Start of THE RECORDS

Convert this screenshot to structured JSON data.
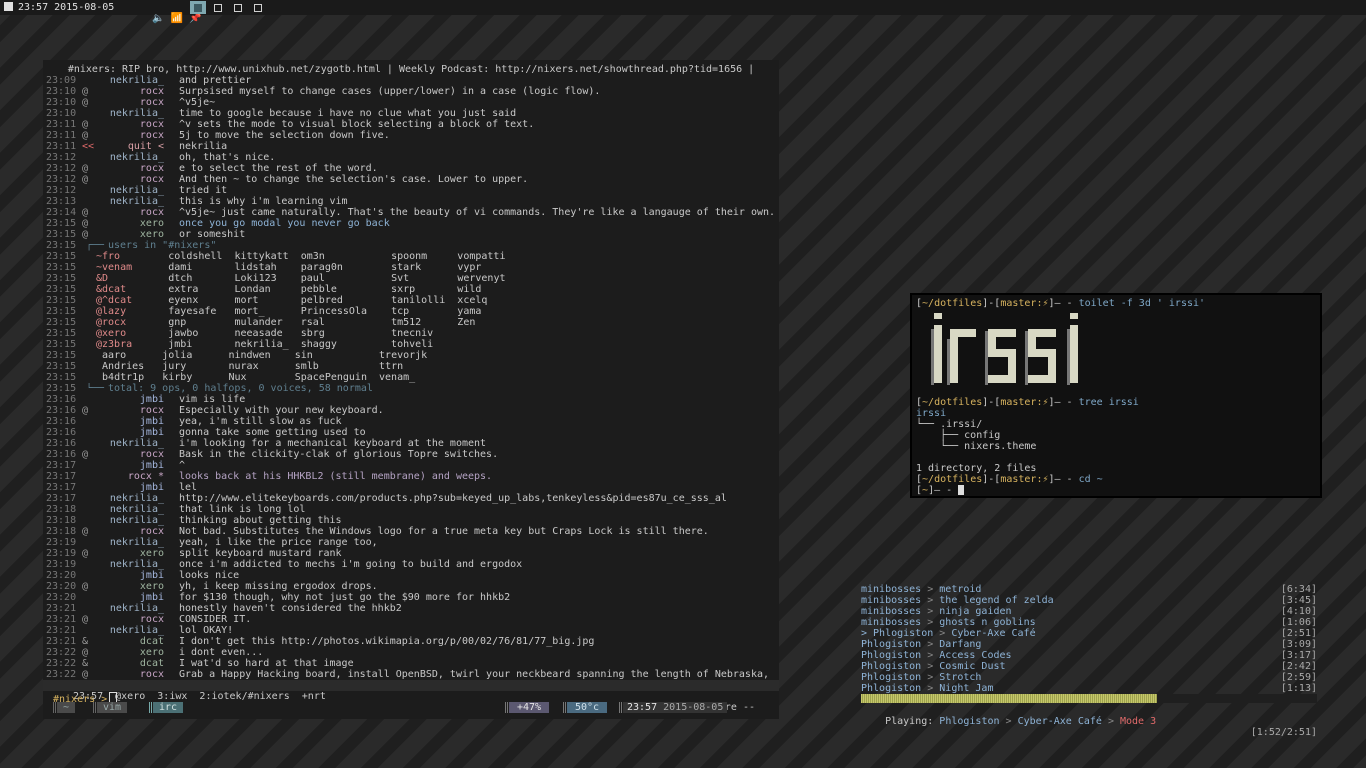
{
  "topbar": {
    "clock": "23:57 2015-08-05",
    "workspaces": [
      {
        "name": "workspace-1",
        "active": true
      },
      {
        "name": "workspace-2",
        "active": false
      },
      {
        "name": "workspace-3",
        "active": false
      },
      {
        "name": "workspace-4",
        "active": false
      }
    ]
  },
  "irc": {
    "topic": "#nixers: RIP bro, http://www.unixhub.net/zygotb.html | Weekly Podcast: http://nixers.net/showthread.php?tid=1656 |",
    "lines": [
      {
        "ts": "23:09",
        "mode": "",
        "nick": "nekrilia_",
        "c": "n1",
        "msg": "and prettier"
      },
      {
        "ts": "23:10",
        "mode": "@",
        "nick": "rocx",
        "c": "n2",
        "msg": "Surpsised myself to change cases (upper/lower) in a case (logic flow)."
      },
      {
        "ts": "23:10",
        "mode": "@",
        "nick": "rocx",
        "c": "n2",
        "msg": "^v5je~"
      },
      {
        "ts": "23:10",
        "mode": "",
        "nick": "nekrilia_",
        "c": "n1",
        "msg": "time to google because i have no clue what you just said"
      },
      {
        "ts": "23:11",
        "mode": "@",
        "nick": "rocx",
        "c": "n2",
        "msg": "^v sets the mode to visual block selecting a block of text."
      },
      {
        "ts": "23:11",
        "mode": "@",
        "nick": "rocx",
        "c": "n2",
        "msg": "5j to move the selection down five."
      },
      {
        "ts": "23:11",
        "mode": "<<",
        "nick": "quit <",
        "c": "n5",
        "msg": "nekrilia"
      },
      {
        "ts": "23:12",
        "mode": "",
        "nick": "nekrilia_",
        "c": "n1",
        "msg": "oh, that's nice."
      },
      {
        "ts": "23:12",
        "mode": "@",
        "nick": "rocx",
        "c": "n2",
        "msg": "e to select the rest of the word."
      },
      {
        "ts": "23:12",
        "mode": "@",
        "nick": "rocx",
        "c": "n2",
        "msg": "And then ~ to change the selection's case. Lower to upper."
      },
      {
        "ts": "23:12",
        "mode": "",
        "nick": "nekrilia_",
        "c": "n1",
        "msg": "tried it"
      },
      {
        "ts": "23:13",
        "mode": "",
        "nick": "nekrilia_",
        "c": "n1",
        "msg": "this is why i'm learning vim"
      },
      {
        "ts": "23:14",
        "mode": "@",
        "nick": "rocx",
        "c": "n2",
        "msg": "^v5je~ just came naturally. That's the beauty of vi commands. They're like a langauge of their own."
      },
      {
        "ts": "23:15",
        "mode": "@",
        "nick": "xero",
        "c": "n3",
        "msg": "once you go modal you never go back",
        "hl": true
      },
      {
        "ts": "23:15",
        "mode": "@",
        "nick": "xero",
        "c": "n3",
        "msg": "or someshit"
      }
    ],
    "users_header": "users in \"#nixers\"",
    "users_ts": "23:15",
    "users_rows": [
      "~fro        coldshell  kittykatt  om3n           spoonm     vompatti",
      "~venam      dami       lidstah    parag0n        stark      vypr",
      "&D          dtch       Loki123    paul           Svt        wervenyt",
      "&dcat       extra      Londan     pebble         sxrp       wild",
      "@^dcat      eyenx      mort       pelbred        tanilolli  xcelq",
      "@lazy       fayesafe   mort_      PrincessOla    tcp        yama",
      "@rocx       gnp        mulander   rsal           tm512      Zen",
      "@xero       jawbo      neeasade   sbrg           tnecniv",
      "@z3bra      jmbi       nekrilia_  shaggy         tohveli",
      " aaro      jolia      nindwen    sin           trevorjk",
      " Andries   jury       nurax      smlb          ttrn",
      " b4dtr1p   kirby      Nux        SpacePenguin  venam_"
    ],
    "users_total": "total: 9 ops, 0 halfops, 0 voices, 58 normal",
    "lines2": [
      {
        "ts": "23:16",
        "mode": "",
        "nick": "jmbi",
        "c": "n4",
        "msg": "vim is life"
      },
      {
        "ts": "23:16",
        "mode": "@",
        "nick": "rocx",
        "c": "n2",
        "msg": "Especially with your new keyboard."
      },
      {
        "ts": "23:16",
        "mode": "",
        "nick": "jmbi",
        "c": "n4",
        "msg": "yea, i'm still slow as fuck"
      },
      {
        "ts": "23:16",
        "mode": "",
        "nick": "jmbi",
        "c": "n4",
        "msg": "gonna take some getting used to"
      },
      {
        "ts": "23:16",
        "mode": "",
        "nick": "nekrilia_",
        "c": "n1",
        "msg": "i'm looking for a mechanical keyboard at the moment"
      },
      {
        "ts": "23:16",
        "mode": "@",
        "nick": "rocx",
        "c": "n2",
        "msg": "Bask in the clickity-clak of glorious Topre switches."
      },
      {
        "ts": "23:17",
        "mode": "",
        "nick": "jmbi",
        "c": "n4",
        "msg": "^"
      },
      {
        "ts": "23:17",
        "mode": "",
        "nick": "rocx *",
        "c": "n2",
        "msg": "looks back at his HHKBL2 (still membrane) and weeps.",
        "act": true
      },
      {
        "ts": "23:17",
        "mode": "",
        "nick": "jmbi",
        "c": "n4",
        "msg": "lel"
      },
      {
        "ts": "23:17",
        "mode": "",
        "nick": "nekrilia_",
        "c": "n1",
        "msg": "http://www.elitekeyboards.com/products.php?sub=keyed_up_labs,tenkeyless&pid=es87u_ce_sss_al"
      },
      {
        "ts": "23:18",
        "mode": "",
        "nick": "nekrilia_",
        "c": "n1",
        "msg": "that link is long lol"
      },
      {
        "ts": "23:18",
        "mode": "",
        "nick": "nekrilia_",
        "c": "n1",
        "msg": "thinking about getting this"
      },
      {
        "ts": "23:18",
        "mode": "@",
        "nick": "rocx",
        "c": "n2",
        "msg": "Not bad. Substitutes the Windows logo for a true meta key but Craps Lock is still there."
      },
      {
        "ts": "23:19",
        "mode": "",
        "nick": "nekrilia_",
        "c": "n1",
        "msg": "yeah, i like the price range too,"
      },
      {
        "ts": "23:19",
        "mode": "@",
        "nick": "xero",
        "c": "n3",
        "msg": "split keyboard mustard rank"
      },
      {
        "ts": "23:19",
        "mode": "",
        "nick": "nekrilia_",
        "c": "n1",
        "msg": "once i'm addicted to mechs i'm going to build and ergodox"
      },
      {
        "ts": "23:20",
        "mode": "",
        "nick": "jmbi",
        "c": "n4",
        "msg": "looks nice"
      },
      {
        "ts": "23:20",
        "mode": "@",
        "nick": "xero",
        "c": "n3",
        "msg": "yh, i keep missing ergodox drops."
      },
      {
        "ts": "23:20",
        "mode": "",
        "nick": "jmbi",
        "c": "n4",
        "msg": "for $130 though, why not just go the $90 more for hhkb2"
      },
      {
        "ts": "23:21",
        "mode": "",
        "nick": "nekrilia_",
        "c": "n1",
        "msg": "honestly haven't considered the hhkb2"
      },
      {
        "ts": "23:21",
        "mode": "@",
        "nick": "rocx",
        "c": "n2",
        "msg": "CONSIDER IT."
      },
      {
        "ts": "23:21",
        "mode": "",
        "nick": "nekrilia_",
        "c": "n1",
        "msg": "lol OKAY!"
      },
      {
        "ts": "23:21",
        "mode": "&",
        "nick": "dcat",
        "c": "n3",
        "msg": "I don't get this http://photos.wikimapia.org/p/00/02/76/81/77_big.jpg"
      },
      {
        "ts": "23:22",
        "mode": "@",
        "nick": "xero",
        "c": "n3",
        "msg": "i dont even..."
      },
      {
        "ts": "23:22",
        "mode": "&",
        "nick": "dcat",
        "c": "n3",
        "msg": "I wat'd so hard at that image"
      },
      {
        "ts": "23:22",
        "mode": "@",
        "nick": "rocx",
        "c": "n2",
        "msg": "Grab a Happy Hacking board, install OpenBSD, twirl your neckbeard spanning the length of Nebraska,"
      }
    ],
    "status_left": "23:57  @xero  3:iwx  2:iotek/#nixers  +nrt",
    "status_right": "-- more --",
    "input_prompt": "#nixers >"
  },
  "tmux": {
    "tabs": [
      "~",
      "vim",
      "irc"
    ],
    "active_tab": 2,
    "cpu": "+47%",
    "temp": "50°c",
    "time": "23:57",
    "date": "2015-08-05"
  },
  "terminal": {
    "lines": [
      {
        "cwd": "~/dotfiles",
        "branch": "master",
        "cmd": "toilet -f 3d ' irssi'"
      },
      {
        "out": "irssi"
      },
      {
        "cwd": "~/dotfiles",
        "branch": "master",
        "cmd": "tree irssi"
      },
      {
        "out": "irssi"
      },
      {
        "out": "└── .irssi/"
      },
      {
        "out": "    ├── config"
      },
      {
        "out": "    └── nixers.theme"
      },
      {
        "out": ""
      },
      {
        "out": "1 directory, 2 files"
      },
      {
        "cwd": "~/dotfiles",
        "branch": "master",
        "cmd": "cd ~"
      },
      {
        "cwd": "~",
        "branch": "",
        "cmd": ""
      }
    ]
  },
  "music": {
    "tracks": [
      {
        "artist": "minibosses",
        "title": "metroid",
        "dur": "[6:34]"
      },
      {
        "artist": "minibosses",
        "title": "the legend of zelda",
        "dur": "[3:45]"
      },
      {
        "artist": "minibosses",
        "title": "ninja gaiden",
        "dur": "[4:10]"
      },
      {
        "artist": "minibosses",
        "title": "ghosts n goblins",
        "dur": "[1:06]"
      },
      {
        "artist": "Phlogiston",
        "title": "Cyber-Axe Café",
        "dur": "[2:51]",
        "current": true
      },
      {
        "artist": "Phlogiston",
        "title": "Darfang",
        "dur": "[3:09]"
      },
      {
        "artist": "Phlogiston",
        "title": "Access Codes",
        "dur": "[3:17]"
      },
      {
        "artist": "Phlogiston",
        "title": "Cosmic Dust",
        "dur": "[2:42]"
      },
      {
        "artist": "Phlogiston",
        "title": "Strotch",
        "dur": "[2:59]"
      },
      {
        "artist": "Phlogiston",
        "title": "Night Jam",
        "dur": "[1:13]"
      }
    ],
    "progress": 0.65,
    "playing_label": "Playing:",
    "playing_artist": "Phlogiston",
    "playing_title": "Cyber-Axe Café",
    "playing_mode": "Mode 3",
    "playing_time": "[1:52/2:51]"
  }
}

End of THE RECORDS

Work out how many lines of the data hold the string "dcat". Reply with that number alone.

4